Martin Scorsese’s widely anticipated epic drama tells the harrowing true story of the oil-rich Osage Nation and a series of murders that destroyed their community in 1920s Oklahoma, orchestrated by local political boss William King Hale (Robert De Niro). While the 3½ hour film devotes plenty of time to the killings and their impact on the tribe, the story at its heart is about the relationship between Hale’s nephew Ernest Burkhart (Leonardo DiCaprio) and his wife Mollie (Lily Gladstone), an Osage woman whose wealth Hale and Burkhart seek to profit off of. The haunting story represents an often overlooked moment in American history, and Scorsese’s efforts to center indigenous voices in “Killers” come across in his storytelling. Gladstone’s powerful performance is the emotional core of the story, and the late Robbie Robertson’s beautiful score pairs perfectly with the film’s sharp editing and Scorsese’s meticulous direction.

“Spider-Man: Across the Spider-Verse”

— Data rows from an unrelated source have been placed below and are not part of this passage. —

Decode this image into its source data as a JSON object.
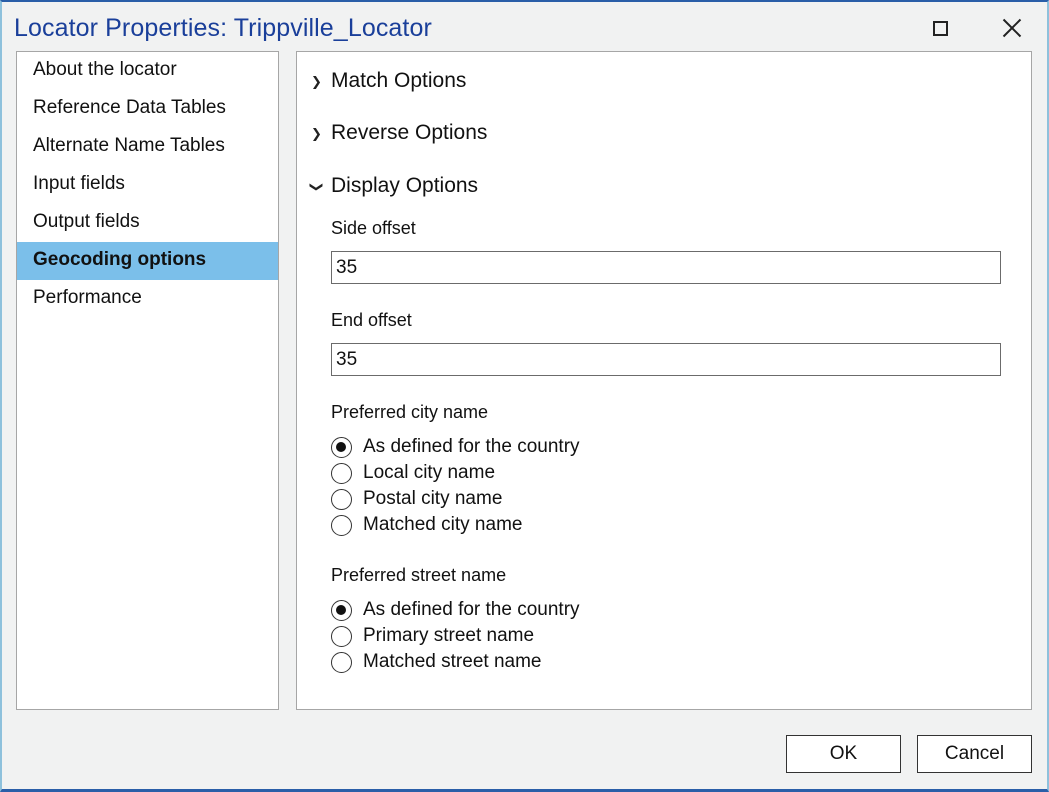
{
  "window": {
    "title": "Locator Properties: Trippville_Locator",
    "maximize_icon": "maximize-icon",
    "close_icon": "close-icon"
  },
  "nav": {
    "items": [
      {
        "label": "About the locator",
        "selected": false
      },
      {
        "label": "Reference Data Tables",
        "selected": false
      },
      {
        "label": "Alternate Name Tables",
        "selected": false
      },
      {
        "label": "Input fields",
        "selected": false
      },
      {
        "label": "Output fields",
        "selected": false
      },
      {
        "label": "Geocoding options",
        "selected": true
      },
      {
        "label": "Performance",
        "selected": false
      }
    ],
    "selected_color": "#7bbfea"
  },
  "sections": {
    "match": {
      "label": "Match Options",
      "expanded": false
    },
    "reverse": {
      "label": "Reverse Options",
      "expanded": false
    },
    "display": {
      "label": "Display Options",
      "expanded": true
    }
  },
  "display_options": {
    "side_offset": {
      "label": "Side offset",
      "value": "35"
    },
    "end_offset": {
      "label": "End offset",
      "value": "35"
    },
    "preferred_city": {
      "label": "Preferred city name",
      "options": [
        {
          "label": "As defined for the country",
          "checked": true
        },
        {
          "label": "Local city name",
          "checked": false
        },
        {
          "label": "Postal city name",
          "checked": false
        },
        {
          "label": "Matched city name",
          "checked": false
        }
      ]
    },
    "preferred_street": {
      "label": "Preferred street name",
      "options": [
        {
          "label": "As defined for the country",
          "checked": true
        },
        {
          "label": "Primary street name",
          "checked": false
        },
        {
          "label": "Matched street name",
          "checked": false
        }
      ]
    }
  },
  "buttons": {
    "ok": "OK",
    "cancel": "Cancel"
  }
}
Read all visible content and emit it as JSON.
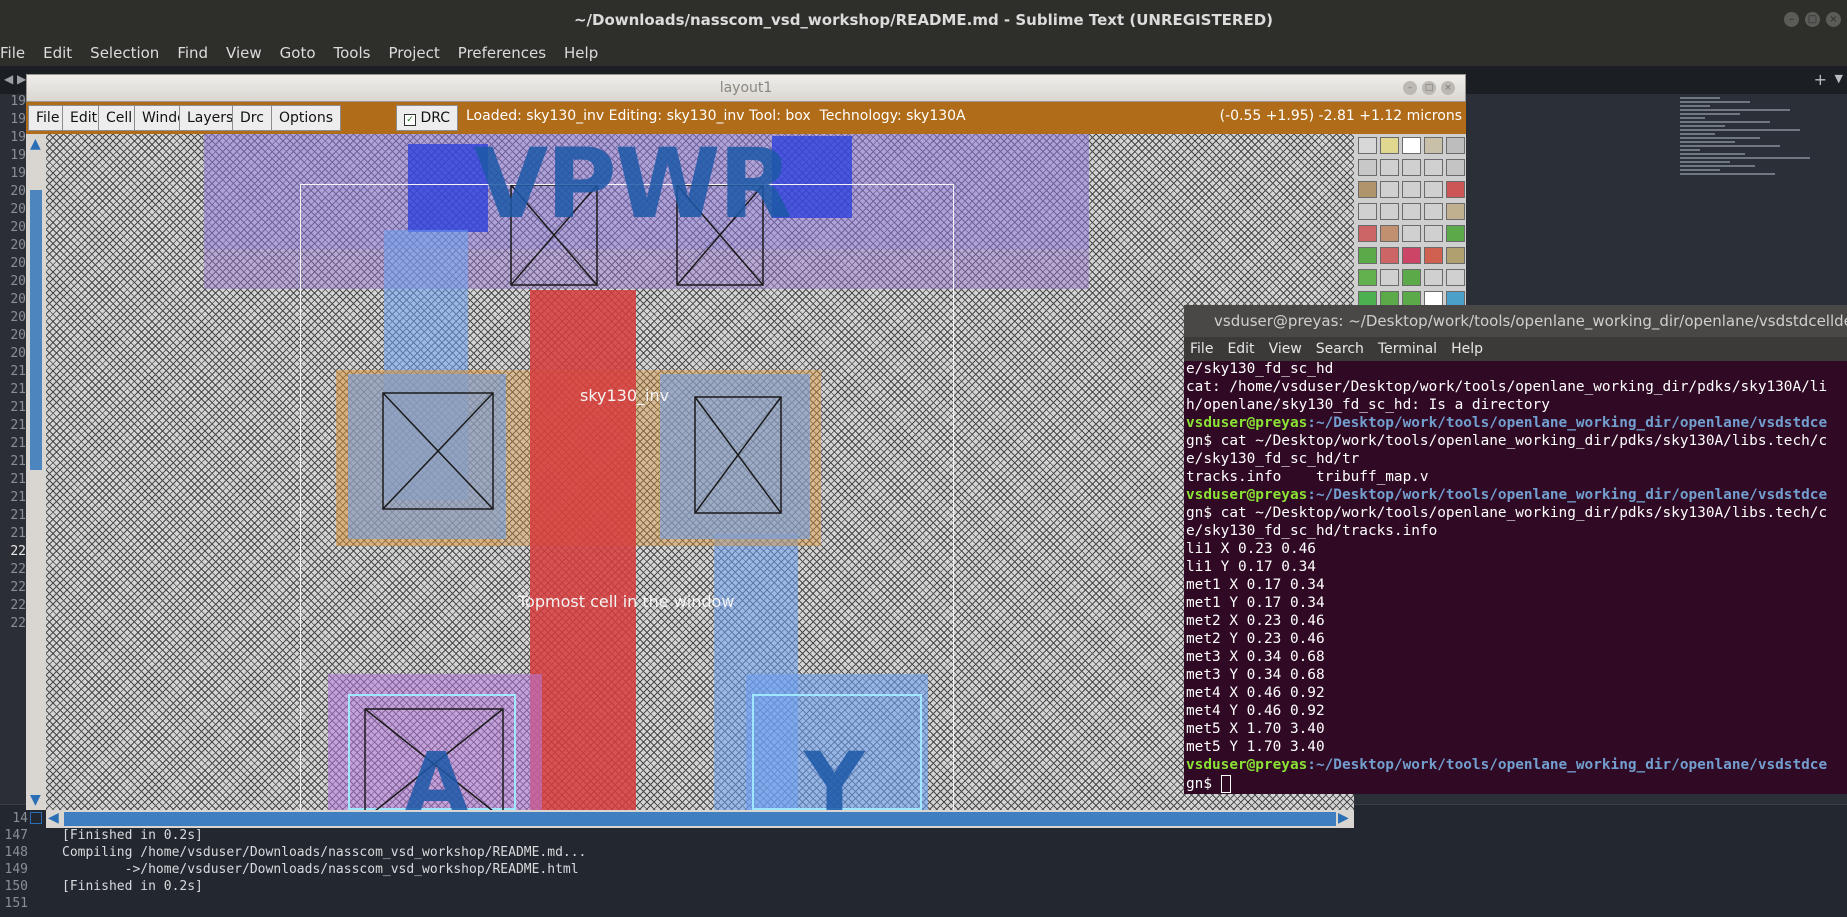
{
  "sublime": {
    "title": "~/Downloads/nasscom_vsd_workshop/README.md - Sublime Text (UNREGISTERED)",
    "menu": [
      "File",
      "Edit",
      "Selection",
      "Find",
      "View",
      "Goto",
      "Tools",
      "Project",
      "Preferences",
      "Help"
    ],
    "gutter_numbers": [
      "19",
      "19",
      "19",
      "19",
      "19",
      "20",
      "20",
      "20",
      "20",
      "20",
      "20",
      "20",
      "20",
      "20",
      "20",
      "21",
      "21",
      "21",
      "21",
      "21",
      "21",
      "21",
      "21",
      "21",
      "21",
      "22",
      "22",
      "22",
      "22",
      "22"
    ],
    "console": [
      {
        "num": "14",
        "text": ""
      },
      {
        "num": "147",
        "text": "[Finished in 0.2s]"
      },
      {
        "num": "148",
        "text": "Compiling /home/vsduser/Downloads/nasscom_vsd_workshop/README.md..."
      },
      {
        "num": "149",
        "text": "        ->/home/vsduser/Downloads/nasscom_vsd_workshop/README.html"
      },
      {
        "num": "150",
        "text": "[Finished in 0.2s]"
      },
      {
        "num": "151",
        "text": ""
      }
    ],
    "plus_icon": "+"
  },
  "magic": {
    "title": "layout1",
    "menu": [
      "File",
      "Edit",
      "Cell",
      "Window",
      "Layers",
      "Drc",
      "Options"
    ],
    "drc_label": "DRC",
    "drc_checked": true,
    "status": "Loaded: sky130_inv Editing: sky130_inv Tool: box  Technology: sky130A",
    "coords": "(-0.55 +1.95) -2.81 +1.12 microns",
    "toolbar_color": "#b06c18",
    "canvas": {
      "vpwr_label": "VPWR",
      "cell_label": "sky130_inv",
      "window_label": "Topmost cell in the window",
      "pin_a": "A",
      "pin_y": "Y"
    }
  },
  "terminal": {
    "title": "vsduser@preyas: ~/Desktop/work/tools/openlane_working_dir/openlane/vsdstdcelldesign",
    "menu": [
      "File",
      "Edit",
      "View",
      "Search",
      "Terminal",
      "Help"
    ],
    "lines": [
      {
        "type": "out",
        "text": "e/sky130_fd_sc_hd"
      },
      {
        "type": "out",
        "text": "cat: /home/vsduser/Desktop/work/tools/openlane_working_dir/pdks/sky130A/li"
      },
      {
        "type": "out",
        "text": "h/openlane/sky130_fd_sc_hd: Is a directory"
      },
      {
        "type": "prompt",
        "user": "vsduser@preyas",
        "path": ":~/Desktop/work/tools/openlane_working_dir/openlane/vsdstdce"
      },
      {
        "type": "out",
        "text": "gn$ cat ~/Desktop/work/tools/openlane_working_dir/pdks/sky130A/libs.tech/c"
      },
      {
        "type": "out",
        "text": "e/sky130_fd_sc_hd/tr"
      },
      {
        "type": "out",
        "text": "tracks.info    tribuff_map.v"
      },
      {
        "type": "prompt",
        "user": "vsduser@preyas",
        "path": ":~/Desktop/work/tools/openlane_working_dir/openlane/vsdstdce"
      },
      {
        "type": "out",
        "text": "gn$ cat ~/Desktop/work/tools/openlane_working_dir/pdks/sky130A/libs.tech/c"
      },
      {
        "type": "out",
        "text": "e/sky130_fd_sc_hd/tracks.info"
      },
      {
        "type": "out",
        "text": "li1 X 0.23 0.46"
      },
      {
        "type": "out",
        "text": "li1 Y 0.17 0.34"
      },
      {
        "type": "out",
        "text": "met1 X 0.17 0.34"
      },
      {
        "type": "out",
        "text": "met1 Y 0.17 0.34"
      },
      {
        "type": "out",
        "text": "met2 X 0.23 0.46"
      },
      {
        "type": "out",
        "text": "met2 Y 0.23 0.46"
      },
      {
        "type": "out",
        "text": "met3 X 0.34 0.68"
      },
      {
        "type": "out",
        "text": "met3 Y 0.34 0.68"
      },
      {
        "type": "out",
        "text": "met4 X 0.46 0.92"
      },
      {
        "type": "out",
        "text": "met4 Y 0.46 0.92"
      },
      {
        "type": "out",
        "text": "met5 X 1.70 3.40"
      },
      {
        "type": "out",
        "text": "met5 Y 1.70 3.40"
      },
      {
        "type": "prompt",
        "user": "vsduser@preyas",
        "path": ":~/Desktop/work/tools/openlane_working_dir/openlane/vsdstdce"
      },
      {
        "type": "cursor",
        "text": "gn$ "
      }
    ]
  }
}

The latest installment in Sony’s animated Spider-Man series is the rare sequel that outshines its predecessor with new settings, incredible visual styles and a multiverse of characters that continues to grow. As Miles Morales (Shameik Moore) and Gwen Stacy (Hailee Steinfeld) continue their interdimensional journey, the film’s astonishing comic-style animation and its fully realized storytelling keep audiences on the edge of their seats, up to the jaw-dropping cliffhanger at the very end of the film.

“Past Lives”

You wouldn’t guess that “Past Lives” is writer-director Celine Song’s first film, because her masterful storytelling is on display from the movie’s opening moments to its final heartbreaking scene. Greta Lee is captivating as Nora Moon, a South Korean immigrant now living in New York who contemplates how her life has changed when she reconnects with Hae Sung, an old friend from her childhood (Teo Yoo). The film’s intimate, beautifully simplistic narrative is propelled forward by the humanity of its characters and the chemistry between its lead actors.

A Few More 

“Theater Camp” — The small-budget film starring real-life childhood best friends Ben Platt and Molly Gordon could have easily been a clichéd sendup of theater kids, but the relationships at the heart of its story and its hilarious script make it worth the watch.

“Asteroid City” — Wes Anderson’s latest film is perhaps his most ‘Wes Anderson’ film yet, and his commitment to meta-storytelling, production design and an incredible ensemble of actors are sure to entertain fans of the director’s work.

“Nyad” — The story of long-distance swimmer Diana Nyad is remarkable for its depiction of her athletic feats, but it’s the endearing relationship between Nyad (Annette Bening) and her coach Bonnie Stoll (Jodie Foster) that gives the film a spot on this list.

“Rustin” — Many people haven’t heard of Bayard Rustin, the openly gay civil rights activist who organized the March on Washington, D.C., but they’ll never forget him after seeing Colman Domingo’s tour de force lead performance.